Available data below:

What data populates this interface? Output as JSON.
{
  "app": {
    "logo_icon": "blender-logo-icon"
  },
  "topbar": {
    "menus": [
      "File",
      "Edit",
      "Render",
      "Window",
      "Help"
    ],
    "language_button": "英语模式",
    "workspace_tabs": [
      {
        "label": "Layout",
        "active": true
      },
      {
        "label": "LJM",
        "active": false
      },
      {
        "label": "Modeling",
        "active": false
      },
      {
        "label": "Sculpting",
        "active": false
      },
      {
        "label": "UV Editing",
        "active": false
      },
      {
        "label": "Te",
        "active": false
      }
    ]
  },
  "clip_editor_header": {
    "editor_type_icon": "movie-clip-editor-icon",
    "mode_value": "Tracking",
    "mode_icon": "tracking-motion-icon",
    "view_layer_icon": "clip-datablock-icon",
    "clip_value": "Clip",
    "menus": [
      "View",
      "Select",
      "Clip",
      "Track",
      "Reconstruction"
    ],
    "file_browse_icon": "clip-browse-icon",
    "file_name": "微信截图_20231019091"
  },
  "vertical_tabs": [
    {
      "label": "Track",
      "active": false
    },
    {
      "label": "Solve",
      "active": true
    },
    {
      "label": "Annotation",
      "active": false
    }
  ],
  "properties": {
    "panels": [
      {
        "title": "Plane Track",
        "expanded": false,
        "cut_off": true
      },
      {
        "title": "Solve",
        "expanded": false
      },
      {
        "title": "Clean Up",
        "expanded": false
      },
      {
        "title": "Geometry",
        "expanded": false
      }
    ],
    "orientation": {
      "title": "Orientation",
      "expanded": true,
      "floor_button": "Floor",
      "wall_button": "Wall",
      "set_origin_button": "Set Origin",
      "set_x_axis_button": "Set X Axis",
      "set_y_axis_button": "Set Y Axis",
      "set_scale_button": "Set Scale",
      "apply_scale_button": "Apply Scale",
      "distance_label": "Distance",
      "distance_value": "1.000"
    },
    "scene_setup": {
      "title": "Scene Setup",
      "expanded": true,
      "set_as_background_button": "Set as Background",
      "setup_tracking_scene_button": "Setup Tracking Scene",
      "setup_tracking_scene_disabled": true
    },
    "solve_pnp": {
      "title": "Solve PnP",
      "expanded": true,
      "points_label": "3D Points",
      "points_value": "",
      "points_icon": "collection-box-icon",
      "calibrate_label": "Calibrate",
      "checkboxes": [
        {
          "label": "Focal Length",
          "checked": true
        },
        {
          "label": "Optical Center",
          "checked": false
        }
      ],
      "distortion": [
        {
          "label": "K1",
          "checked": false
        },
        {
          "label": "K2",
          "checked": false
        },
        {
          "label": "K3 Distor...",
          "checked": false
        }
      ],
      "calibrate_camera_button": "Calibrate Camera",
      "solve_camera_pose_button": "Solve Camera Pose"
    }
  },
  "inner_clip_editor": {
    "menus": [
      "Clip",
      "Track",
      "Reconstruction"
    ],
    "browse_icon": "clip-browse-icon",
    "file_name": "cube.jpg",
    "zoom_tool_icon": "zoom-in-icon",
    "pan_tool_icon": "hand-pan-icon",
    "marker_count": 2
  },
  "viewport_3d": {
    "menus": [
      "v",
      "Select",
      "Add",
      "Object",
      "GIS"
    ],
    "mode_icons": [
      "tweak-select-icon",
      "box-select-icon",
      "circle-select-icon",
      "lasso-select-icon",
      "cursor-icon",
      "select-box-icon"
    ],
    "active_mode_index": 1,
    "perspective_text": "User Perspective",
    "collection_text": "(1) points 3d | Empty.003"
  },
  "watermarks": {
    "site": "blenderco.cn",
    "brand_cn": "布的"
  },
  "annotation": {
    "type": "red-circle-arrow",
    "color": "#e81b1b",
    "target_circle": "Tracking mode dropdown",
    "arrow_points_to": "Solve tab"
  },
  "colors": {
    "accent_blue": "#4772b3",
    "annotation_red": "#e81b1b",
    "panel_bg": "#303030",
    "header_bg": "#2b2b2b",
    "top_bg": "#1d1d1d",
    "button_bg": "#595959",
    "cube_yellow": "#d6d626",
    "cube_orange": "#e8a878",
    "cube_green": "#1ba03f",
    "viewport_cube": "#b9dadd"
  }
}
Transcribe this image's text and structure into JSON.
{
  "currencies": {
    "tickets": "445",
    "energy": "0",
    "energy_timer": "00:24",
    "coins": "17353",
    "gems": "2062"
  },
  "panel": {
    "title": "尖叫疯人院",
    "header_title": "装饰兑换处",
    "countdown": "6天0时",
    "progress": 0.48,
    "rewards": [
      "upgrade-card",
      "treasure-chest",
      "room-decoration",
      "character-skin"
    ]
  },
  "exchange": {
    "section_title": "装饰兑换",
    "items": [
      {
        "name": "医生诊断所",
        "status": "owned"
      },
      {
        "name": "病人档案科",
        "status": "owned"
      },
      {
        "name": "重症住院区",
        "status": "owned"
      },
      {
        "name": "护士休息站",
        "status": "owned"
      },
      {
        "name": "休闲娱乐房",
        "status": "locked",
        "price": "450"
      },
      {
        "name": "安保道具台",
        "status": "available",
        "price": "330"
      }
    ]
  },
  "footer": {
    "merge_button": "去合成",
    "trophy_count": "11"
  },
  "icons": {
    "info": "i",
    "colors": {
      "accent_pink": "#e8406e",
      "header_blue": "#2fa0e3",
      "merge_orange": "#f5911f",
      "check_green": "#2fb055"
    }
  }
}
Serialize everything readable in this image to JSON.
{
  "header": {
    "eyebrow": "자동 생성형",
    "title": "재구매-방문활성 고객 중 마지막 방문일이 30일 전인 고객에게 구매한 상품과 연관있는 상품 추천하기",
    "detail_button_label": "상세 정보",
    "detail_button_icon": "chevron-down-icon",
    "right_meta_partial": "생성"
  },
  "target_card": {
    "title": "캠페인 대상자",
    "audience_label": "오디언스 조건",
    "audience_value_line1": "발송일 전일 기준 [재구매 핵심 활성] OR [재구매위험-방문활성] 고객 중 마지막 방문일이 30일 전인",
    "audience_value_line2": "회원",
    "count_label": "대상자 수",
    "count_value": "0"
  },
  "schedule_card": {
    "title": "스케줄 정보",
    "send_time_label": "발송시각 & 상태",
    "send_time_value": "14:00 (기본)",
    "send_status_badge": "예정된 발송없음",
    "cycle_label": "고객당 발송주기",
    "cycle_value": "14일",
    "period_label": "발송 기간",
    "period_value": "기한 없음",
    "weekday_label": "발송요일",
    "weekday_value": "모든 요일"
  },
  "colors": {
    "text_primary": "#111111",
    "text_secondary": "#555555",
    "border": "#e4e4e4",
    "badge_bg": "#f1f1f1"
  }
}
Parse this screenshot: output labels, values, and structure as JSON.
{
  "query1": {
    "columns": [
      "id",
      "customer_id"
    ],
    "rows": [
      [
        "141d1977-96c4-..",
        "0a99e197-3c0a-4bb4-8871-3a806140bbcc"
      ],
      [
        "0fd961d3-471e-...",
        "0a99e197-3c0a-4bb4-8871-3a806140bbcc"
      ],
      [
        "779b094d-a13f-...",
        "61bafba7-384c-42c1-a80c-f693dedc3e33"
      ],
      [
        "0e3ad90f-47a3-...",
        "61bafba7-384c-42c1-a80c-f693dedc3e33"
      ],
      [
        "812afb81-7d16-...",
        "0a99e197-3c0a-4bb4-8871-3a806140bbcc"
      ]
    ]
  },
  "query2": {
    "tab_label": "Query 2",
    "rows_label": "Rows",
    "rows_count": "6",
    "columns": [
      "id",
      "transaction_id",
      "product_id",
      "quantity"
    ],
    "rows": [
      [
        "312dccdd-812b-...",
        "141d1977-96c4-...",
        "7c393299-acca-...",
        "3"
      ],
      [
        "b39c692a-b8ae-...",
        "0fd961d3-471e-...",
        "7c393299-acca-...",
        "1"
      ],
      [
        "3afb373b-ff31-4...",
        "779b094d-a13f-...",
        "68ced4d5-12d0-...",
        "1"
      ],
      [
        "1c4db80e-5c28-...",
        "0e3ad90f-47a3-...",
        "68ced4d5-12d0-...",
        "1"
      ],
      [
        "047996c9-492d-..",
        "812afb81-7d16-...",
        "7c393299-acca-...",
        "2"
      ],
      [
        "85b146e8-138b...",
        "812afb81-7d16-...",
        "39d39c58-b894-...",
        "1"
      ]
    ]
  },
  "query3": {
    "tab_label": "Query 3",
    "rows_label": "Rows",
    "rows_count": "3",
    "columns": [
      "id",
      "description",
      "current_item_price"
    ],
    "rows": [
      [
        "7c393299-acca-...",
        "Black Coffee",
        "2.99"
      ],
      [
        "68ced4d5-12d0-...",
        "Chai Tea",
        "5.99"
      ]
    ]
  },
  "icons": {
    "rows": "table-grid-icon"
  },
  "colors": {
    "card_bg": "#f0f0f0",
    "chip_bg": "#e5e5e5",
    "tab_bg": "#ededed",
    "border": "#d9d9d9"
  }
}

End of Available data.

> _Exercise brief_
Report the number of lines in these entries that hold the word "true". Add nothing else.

> _Final answer_
8